Body site Anatomical site where microbial samples were extracted from according to the Uber Anatomy Ontology
Vagina Vagina,vagina,Distal oviductal region,Distal portion of oviduct,Vaginae
Condition The experimental condition / phenotype studied according to the Experimental Factor Ontology
Premature birth Birth, Premature,Birth, Preterm,Births, Premature,Births, Preterm,Premature Births,Preterm Birth,Preterm Births,Premature birth,premature birth
Group 0 name Corresponds to the control (unexposed) group for case-control studies
term birth(control)
Group 1 name Corresponds to the case (exposed) group for case-control studies
preterm birth (PTB)
Group 1 definition Diagnostic criteria applied to define the specific condition / phenotype represented in the case (exposed) group
Cases were participants who experienced early preterm birth at <32 weeks of gestation.
Group 0 sample size Number of subjects in the control (unexposed) group
Group 1 sample size Number of subjects in the case (exposed) group
Antibiotics exclusion Number of days without antibiotics usage (if applicable) and other antibiotics-related criteria used to exclude participants (if any)

Lab analysis

Sequencing type
16S variable region One or more hypervariable region(s) of the bacterial 16S gene
Sequencing platform Manufacturer and experimental platform used for quantifying microbial abundance

Statistical Analysis
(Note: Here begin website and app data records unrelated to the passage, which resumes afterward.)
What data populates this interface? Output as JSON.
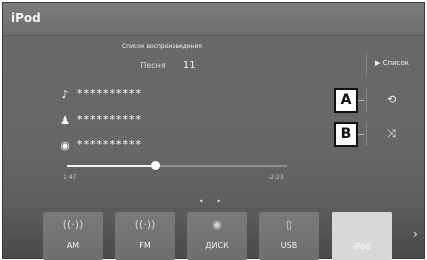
{
  "app": {
    "title": "iPod"
  },
  "now_playing": {
    "playlist_label": "Список воспроизведения",
    "song_label": "Песня",
    "song_number": "11",
    "rows": [
      {
        "icon": "♪",
        "icon_name": "music-note-icon",
        "text": "**********"
      },
      {
        "icon": "♟",
        "icon_name": "artist-icon",
        "text": "**********"
      },
      {
        "icon": "◉",
        "icon_name": "album-icon",
        "text": "**********"
      }
    ],
    "progress_fraction": 0.4,
    "elapsed": "1:47",
    "remaining": "-2:23"
  },
  "side_buttons": {
    "source_label": "Список",
    "source_icon": "▶",
    "repeat_icon": "⟲",
    "shuffle_icon": "⤨"
  },
  "callouts": {
    "a": "A",
    "b": "B"
  },
  "page_dots": "• •",
  "sources": [
    {
      "label": "AM",
      "icon": "((·))",
      "icon_name": "am-radio-icon"
    },
    {
      "label": "FM",
      "icon": "((·))",
      "icon_name": "fm-radio-icon"
    },
    {
      "label": "ДИСК",
      "icon": "◉",
      "icon_name": "disc-icon"
    },
    {
      "label": "USB",
      "icon": "▯",
      "icon_name": "usb-icon"
    },
    {
      "label": "iPod",
      "icon": "",
      "icon_name": "ipod-icon"
    }
  ],
  "next_page_icon": "›"
}
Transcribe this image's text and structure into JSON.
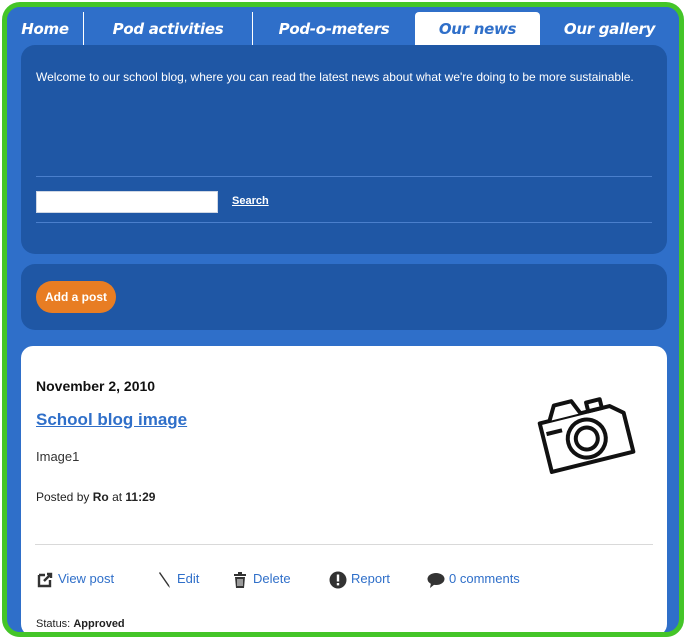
{
  "nav": {
    "tabs": [
      {
        "label": "Home",
        "active": false
      },
      {
        "label": "Pod activities",
        "active": false
      },
      {
        "label": "Pod-o-meters",
        "active": false
      },
      {
        "label": "Our news",
        "active": true
      },
      {
        "label": "Our gallery",
        "active": false
      }
    ]
  },
  "intro": {
    "text": "Welcome to our school blog, where you can read the latest news about what we're doing to be more sustainable.",
    "search_link": "Search",
    "search_value": ""
  },
  "actions": {
    "add_post": "Add a post"
  },
  "post": {
    "date": "November 2, 2010",
    "title": "School blog image",
    "caption": "Image1",
    "posted_by_label": "Posted by",
    "author": "Ro",
    "at_label": "at",
    "time": "11:29",
    "links": {
      "view": "View post",
      "edit": "Edit",
      "delete": "Delete",
      "report": "Report",
      "comments": "0 comments"
    },
    "status_label": "Status:",
    "status_value": "Approved"
  },
  "colors": {
    "frame": "#44c528",
    "nav": "#2f6fc9",
    "panel": "#1f57a5",
    "add_button": "#e87d23",
    "link": "#2f6fc9"
  },
  "icons": [
    "camera-icon",
    "external-link-icon",
    "pencil-icon",
    "trash-icon",
    "alert-icon",
    "comment-icon"
  ]
}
Data transformation Data transformation applied to microbial abundance measurements prior to differential abundance testing (if any).
relative abundances
Statistical test
Mann-Whitney (Wilcoxon)